Five ETFs to Watch in Obama’s Second 100 Days

by on May 12, 2009 | Updated May 14, 2009 | ETFs Mentioned:

For those of you who haven’t heard (and you must’ve been on the moon if you haven’t), President Obama recently marked the end of his first 100 days in office. Ever since FDR pushed through 15 major bills in his first 3+ months on the job, pundits have sold the idea of this period as a meaningful indicator of ability and future success (it often isn’t). After a frantic first 100 days that involved bankruptcies, bailouts, pirates, and pandemics, here’s a look at five ETFs to keep your eye on over the next 100 days of Obama’s presidency.

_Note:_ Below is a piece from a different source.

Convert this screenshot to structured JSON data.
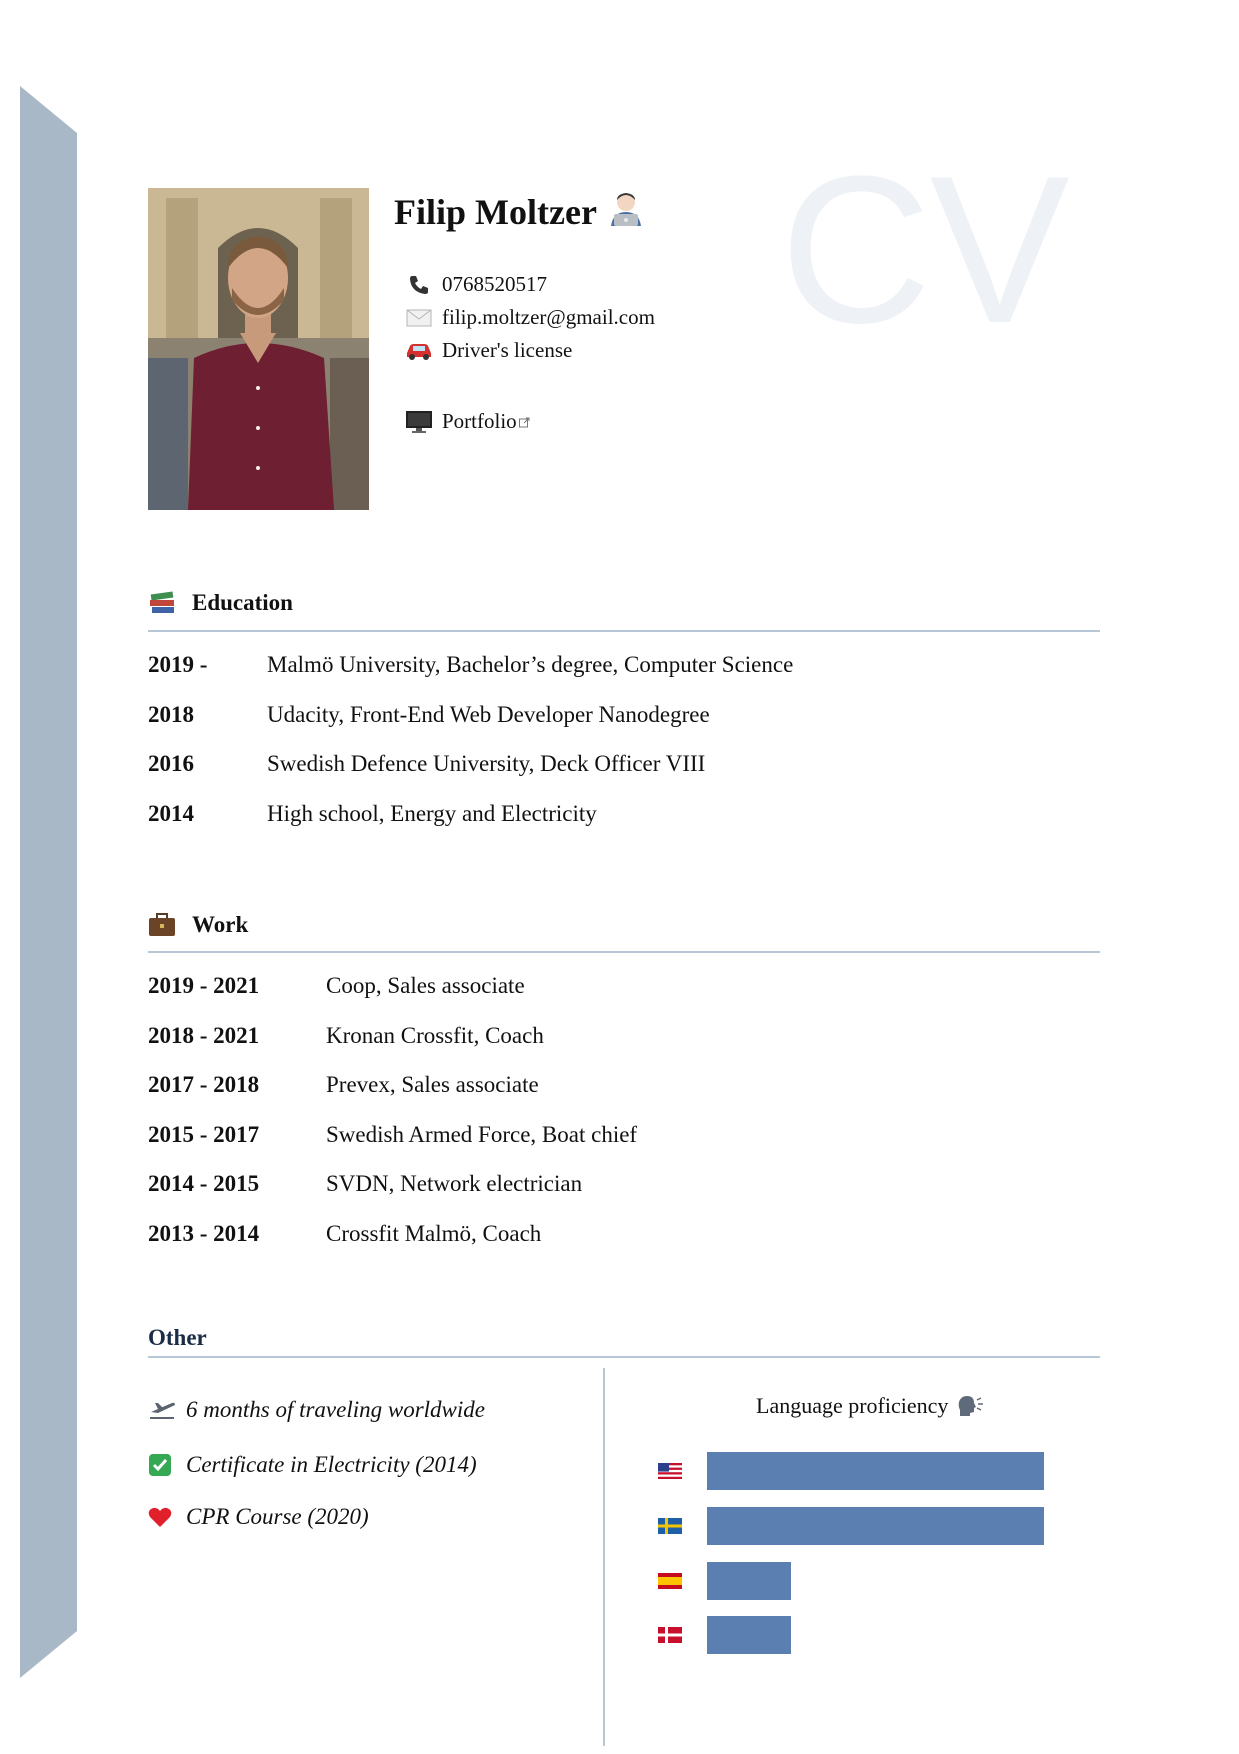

  1. Dow Jones U.S. Pharmaceuticals Index Fund (IHE): Although we seem to have dodged the swine flu bullet for now, many health experts are warning that we are not out of the woods yet. Some are predicting that the virus has faded for the moment, but could return with a vengeance once flu season begins. Regardless of whether these fears turn out to be founded, it is possible that drug manufacturers will be ordered to begin testing and mass production of vaccines over the next three months. If so, IHE, which has interests of 5% or more in each of Pfizer (PFE), Abbott (ABT), Wyeth (WYE), Merck (MRK), and Eli Lilly (LLY), could be poised for a big gain.
  2. Financial Select Sector SPDR (XLF): The financial sector has been in the headlines for more than a year now, mostly as it relates to greed, corruption, scandals, and the general collapse of the banking system as we know it. But we’re finally starting to see some good news, with stress test results beating expectations and spurring a mini-rally in financials. Now focus shifts to whether the banks that “failed” the stress tests (many of which are owned by XLF) will be able to quickly and efficiently raise the required capital. If they are, financials could extend their rally over the summer months.
  3. Wisdom Tree Dreyfus Emerging Currency Fund (CEW): In times of financial uncertainty, investors tend to flock towards reserve currencies, the largest of which have historically been the U.S. dollar and the Japanese yen. If we have truly begun to emerge from this recession, investors may become gradually more comfortable moving assets into more risky currencies. But if we’ve simply passed through the eye of the storm, we may see another rush into safety currencies.
  4. iShares Barclays TIPS Bond (TIP): Unlike European economies, which have raised taxes and slashed budgets in the face of the financial crisis, the U.S. has tried to spend its way out of a recession. Massive stimulus plans have necessitated massive borrowings, and the U.S. government has been printing money “like a drunken sailor” (to borrow a phrase from fellow analyst Andy H). TIP provides peace of mind that if inflation hits double digits (it’s happened more recently than you might think), you will still earn a positive real return. Although inflation rates are near historical lows now (with deflation even a possibility), the time will eventually come to pay the piper, and inflation will eat into real returns. When it does, investors in TIP won’t be losing any sleep.
  5. PowerShares Dynamic Leisure & Entertainment Portfolio (PEJ): During economic downturns, luxury items are often the first to go, and this recession has been no different. People around the world have been aggressively trimming the fat from their personal budgets, and leisure activities have been on a rapid decline (in December, PEJ was down nearly 60% from its 52-week high). If the worst is infact behind us, expect increases in consumer confidence to spur leisure and entertainment spending. With major holdings in Disney, various restaurants, and cruise lines, PEJ could see an accelerated recovery if the market turns. But if not, it could be more gray skies ahead.